ICNF 2021 - 5th International Conference on Natural Fibers
Gecko- und Insect-Inspired Fibrillar Adhesives: Where Are We Now?
Kiel University, Germany

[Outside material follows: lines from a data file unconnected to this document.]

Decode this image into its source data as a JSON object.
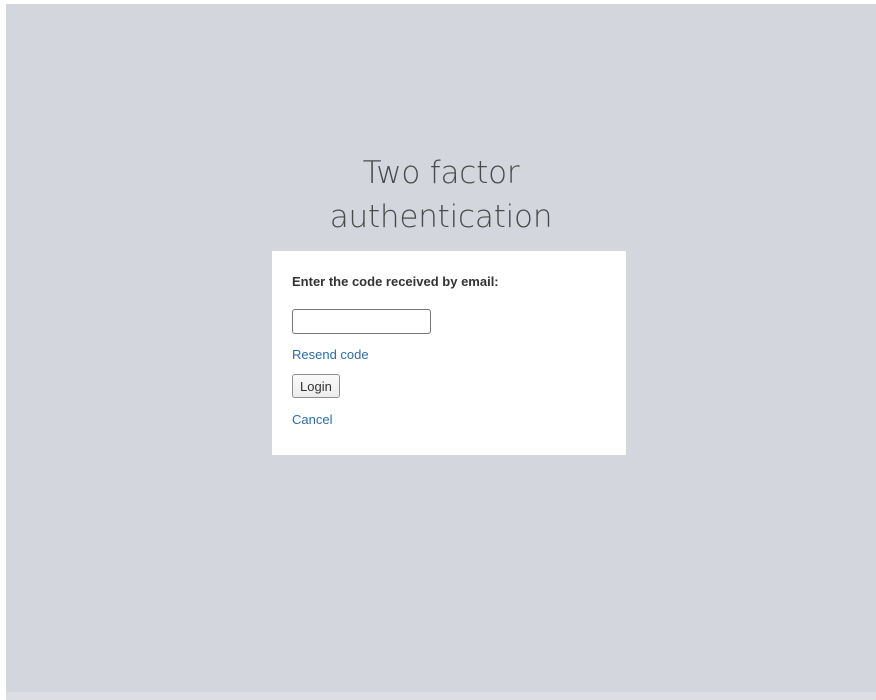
{
  "page": {
    "title_line1": "Two factor",
    "title_line2": "authentication"
  },
  "form": {
    "prompt": "Enter the code received by email:",
    "code_value": "",
    "resend_label": "Resend code",
    "login_label": "Login",
    "cancel_label": "Cancel"
  },
  "colors": {
    "background": "#d4d6de",
    "card": "#ffffff",
    "link": "#2e6da4",
    "title": "#4a4a4a"
  }
}
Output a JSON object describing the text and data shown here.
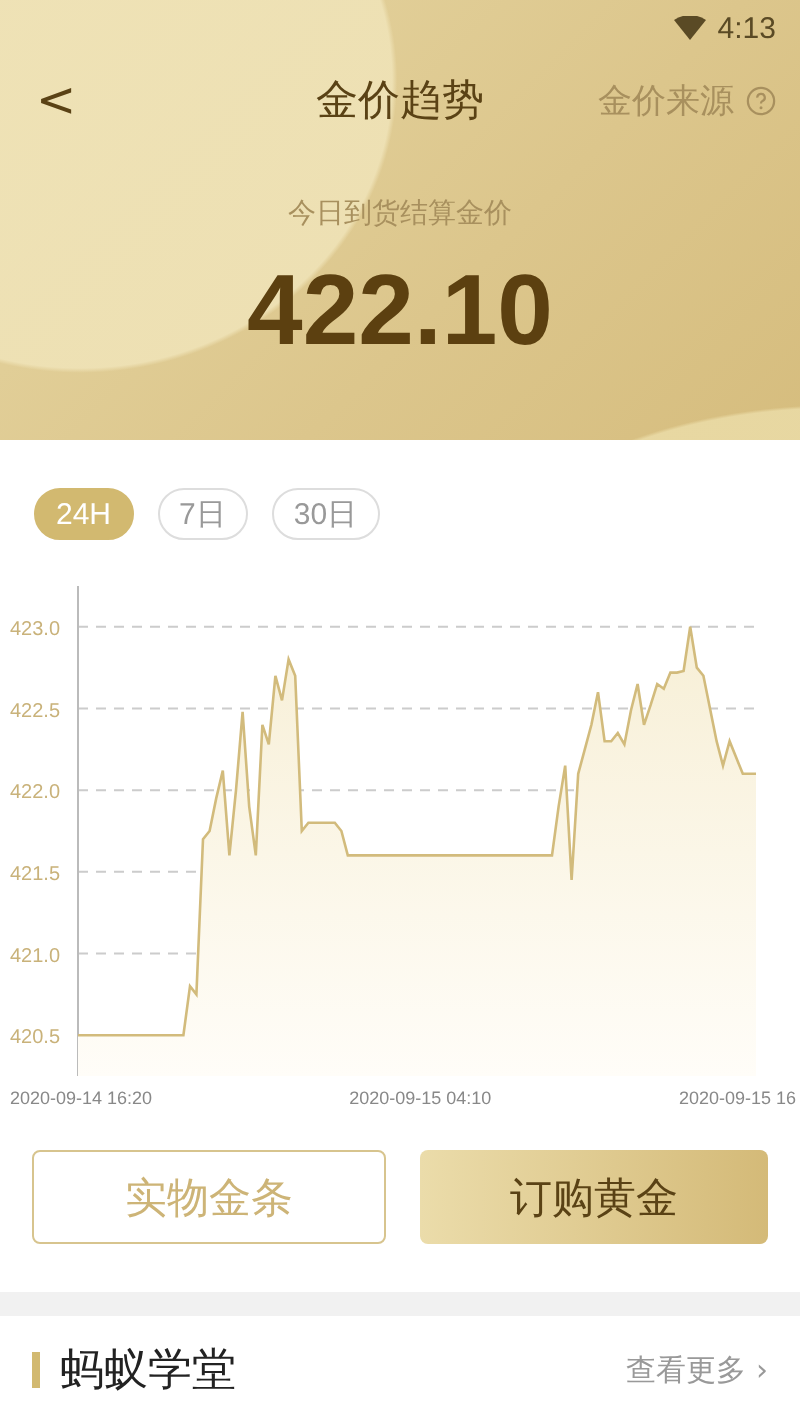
{
  "status_bar": {
    "time": "4:13"
  },
  "nav": {
    "back": "<",
    "title": "金价趋势",
    "source_link": "金价来源"
  },
  "price": {
    "caption": "今日到货结算金价",
    "value": "422.10"
  },
  "ranges": [
    {
      "label": "24H",
      "selected": true
    },
    {
      "label": "7日",
      "selected": false
    },
    {
      "label": "30日",
      "selected": false
    }
  ],
  "chart_data": {
    "type": "area",
    "categories": [
      "2020-09-14 16:20",
      null,
      null,
      null,
      null,
      null,
      null,
      null,
      null,
      null,
      null,
      null,
      null,
      null,
      null,
      null,
      null,
      null,
      null,
      null,
      null,
      null,
      null,
      null,
      null,
      null,
      null,
      null,
      null,
      null,
      null,
      null,
      null,
      null,
      null,
      null,
      null,
      null,
      null,
      null,
      null,
      null,
      null,
      null,
      null,
      null,
      null,
      null,
      null,
      null,
      null,
      null,
      "2020-09-15 04:10",
      null,
      null,
      null,
      null,
      null,
      null,
      null,
      null,
      null,
      null,
      null,
      null,
      null,
      null,
      null,
      null,
      null,
      null,
      null,
      null,
      null,
      null,
      null,
      null,
      null,
      null,
      null,
      null,
      null,
      null,
      null,
      null,
      null,
      null,
      null,
      null,
      null,
      null,
      null,
      null,
      null,
      null,
      null,
      null,
      null,
      null,
      null,
      "2020-09-15 16",
      null,
      null,
      null
    ],
    "series": [
      {
        "color": "#d2bb7c",
        "values": [
          420.5,
          420.5,
          420.5,
          420.5,
          420.5,
          420.5,
          420.5,
          420.5,
          420.5,
          420.5,
          420.5,
          420.5,
          420.5,
          420.5,
          420.5,
          420.5,
          420.5,
          420.8,
          420.75,
          421.7,
          421.75,
          421.95,
          422.12,
          421.6,
          422.0,
          422.48,
          421.9,
          421.6,
          422.4,
          422.28,
          422.7,
          422.55,
          422.8,
          422.7,
          421.75,
          421.8,
          421.8,
          421.8,
          421.8,
          421.8,
          421.75,
          421.6,
          421.6,
          421.6,
          421.6,
          421.6,
          421.6,
          421.6,
          421.6,
          421.6,
          421.6,
          421.6,
          421.6,
          421.6,
          421.6,
          421.6,
          421.6,
          421.6,
          421.6,
          421.6,
          421.6,
          421.6,
          421.6,
          421.6,
          421.6,
          421.6,
          421.6,
          421.6,
          421.6,
          421.6,
          421.6,
          421.6,
          421.6,
          421.9,
          422.15,
          421.45,
          422.1,
          422.25,
          422.4,
          422.6,
          422.3,
          422.3,
          422.35,
          422.28,
          422.49,
          422.65,
          422.4,
          422.52,
          422.65,
          422.62,
          422.72,
          422.72,
          422.73,
          423.0,
          422.75,
          422.7,
          422.5,
          422.3,
          422.15,
          422.3,
          422.2,
          422.1,
          422.1,
          422.1
        ]
      }
    ],
    "grid": true,
    "ylim": [
      420.25,
      423.25
    ],
    "yticks": [
      {
        "value": 423.0,
        "label": "423.0"
      },
      {
        "value": 422.5,
        "label": "422.5"
      },
      {
        "value": 422.0,
        "label": "422.0"
      },
      {
        "value": 421.5,
        "label": "421.5"
      },
      {
        "value": 421.0,
        "label": "421.0"
      },
      {
        "value": 420.5,
        "label": "420.5"
      }
    ]
  },
  "actions": [
    {
      "label": "实物金条",
      "kind": "outline"
    },
    {
      "label": "订购黄金",
      "kind": "filled"
    }
  ],
  "section": {
    "title": "蚂蚁学堂",
    "more": "查看更多",
    "more_arrow": "›"
  }
}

Stanislav Gorb is Professor and Director at the Zoological Institute of the Kiel University, Germany. He received his PhD degree in zoology and entomology at the Schmalhausen Institute of Zoology of the Ukrainian Academy of Sciences in Kiev (Ukraine). Gorb was a postdoctoral researcher at the University of Vienna (Austria), a research assistant at University of Jena, a group leader at the Max Planck Institutes for Developmental Biology in Tübingen and for Metals Research in Stuttgart (Germany). Gorb’s research focuses on morphology, structure, biomechanics, physiology, and evolution of surface-related functional systems in animals and plants, as well as the development of biologically inspired technological surfaces and systems. He received the Schlossmann Award in Biology and Materials Science in 1995, International Forum Design Gold Award in 2011 and Materialica "Best of" Award in 2011. In 1998, he was the BioFuture Competition winner for his works on biological attachment devices as possible sources for biomimetics. Gorb is Corresponding member of Academy of the Science and Literature Mainz, Germany (since 2010) and Member of the National Academy of Sciences Leopoldina, Germany (since 2011). Gorb has authored several books, more than 500 papers in peer-reviewed journals, and four patents.
To improve the adhesive properties of artificial fibrillar contact structures, the attachment systems of insects were chosen to serve as a model. Biomimetic mushroom-shaped fibrillar adhesive microstructure inspired by these systems was characterized using a variety of measurement techniques and compared with a control flat surface made of the same material. Results revealed that pull-off force of the structured specimens are more than twice those of the flat specimens. In contrast to the control system, the structured one is found to be very tolerant to contamination and able to recover its adhesive properties after being washed in a soap solution. Based on the combination of several geometrical principles found in biological attachment devices, the presented microstructure exhibits a considerable step towards the development of an industrial dry adhesive.